Amazon now appears to be cracking down on fraud around its easy return policy, at least based on recent reports.

In May, The Wall Street Journal wrote about Amazon customers who have had their accounts closed by the company, including one who claimed he had only returned one item this year after returning four in 2017. (Amazon later reinstated his account.)

"According to former Amazon managers, the company terminates accounts for behaviors including requesting too many refunds, sending back the wrong items or violating other rules, such as receiving compensation for writing reviews.

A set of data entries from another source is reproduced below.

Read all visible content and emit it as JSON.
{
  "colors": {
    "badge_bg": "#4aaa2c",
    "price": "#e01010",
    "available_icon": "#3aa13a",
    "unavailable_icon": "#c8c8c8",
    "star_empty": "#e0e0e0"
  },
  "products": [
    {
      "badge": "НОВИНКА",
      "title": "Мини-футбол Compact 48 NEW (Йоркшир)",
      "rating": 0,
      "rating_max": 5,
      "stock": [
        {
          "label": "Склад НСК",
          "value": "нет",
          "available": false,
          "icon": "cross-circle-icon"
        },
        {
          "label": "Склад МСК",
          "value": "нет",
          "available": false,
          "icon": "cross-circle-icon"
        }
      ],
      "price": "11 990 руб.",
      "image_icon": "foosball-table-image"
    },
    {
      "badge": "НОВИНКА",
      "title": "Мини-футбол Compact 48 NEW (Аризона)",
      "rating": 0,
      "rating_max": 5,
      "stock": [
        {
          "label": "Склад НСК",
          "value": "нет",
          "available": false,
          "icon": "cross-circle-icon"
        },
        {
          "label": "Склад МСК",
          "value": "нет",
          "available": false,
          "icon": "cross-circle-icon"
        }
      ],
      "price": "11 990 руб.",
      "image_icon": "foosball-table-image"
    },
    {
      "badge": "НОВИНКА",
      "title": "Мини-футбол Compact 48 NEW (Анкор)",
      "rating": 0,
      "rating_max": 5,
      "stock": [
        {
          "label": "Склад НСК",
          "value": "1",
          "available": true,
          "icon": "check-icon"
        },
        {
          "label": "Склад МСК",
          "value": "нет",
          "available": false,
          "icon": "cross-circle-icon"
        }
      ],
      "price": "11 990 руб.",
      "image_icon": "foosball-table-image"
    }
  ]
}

Cases are typically evaluated by a human after algorithms surface the account as suspicious," the Wall Street Journal reports.

Microsoft follows Amazon in pursuit of cashier-less stores

  Microsoft follows Amazon in pursuit of cashier-less stores Microsoft follows Amazon in pursuit of cashier-less storesMicrosoft is working on automated checkout technology that could help retailers compete with Amazon's new cashier-less stores.

How this young Indiana couple stole $ 1 . 2 million from Amazon - www.cnbc.com. — A couple from Indiana has admitted to stealing $ 1 . 2 million in merchandise from Amazon .

On Monday, a U.S. District Court judge sentenced a Muncie, Indiana married couple to nearly six years in prison apiece for stealing more than $ 1 .2 million in consumer electronics from e-commerce giant Amazon .

An Amazon spokesman told The Wall Street Journal that the bans are sometimes enforced because "there are rare occasions where someone abuses our service over an extended period of time." The company also encouraged customers to contact Amazon if they believe their account was closed by mistake.

In 2016, The Guardian also reported that Amazon had been cancelling the accounts of customers who returned a suspicious number of items over a given period of time for several years.

Check out MSN Currency Converter here

Don't Miss:

This Amazon security guard launched his own barbecue sauce business on Amazon — and Jeff Bezos tried it

Like this story? Like CNBC Make It on Facebook!

Tech goof might have just leaked date for Amazon Prime Day .
Tech goof might have just leaked date for Amazon Prime DayThe unannounced date was accidentally published on a banner of Amazon's U.K. website this week, according to TechRadar.

—   Share news in the SOC. Networks

Topical videos:

This is interesting!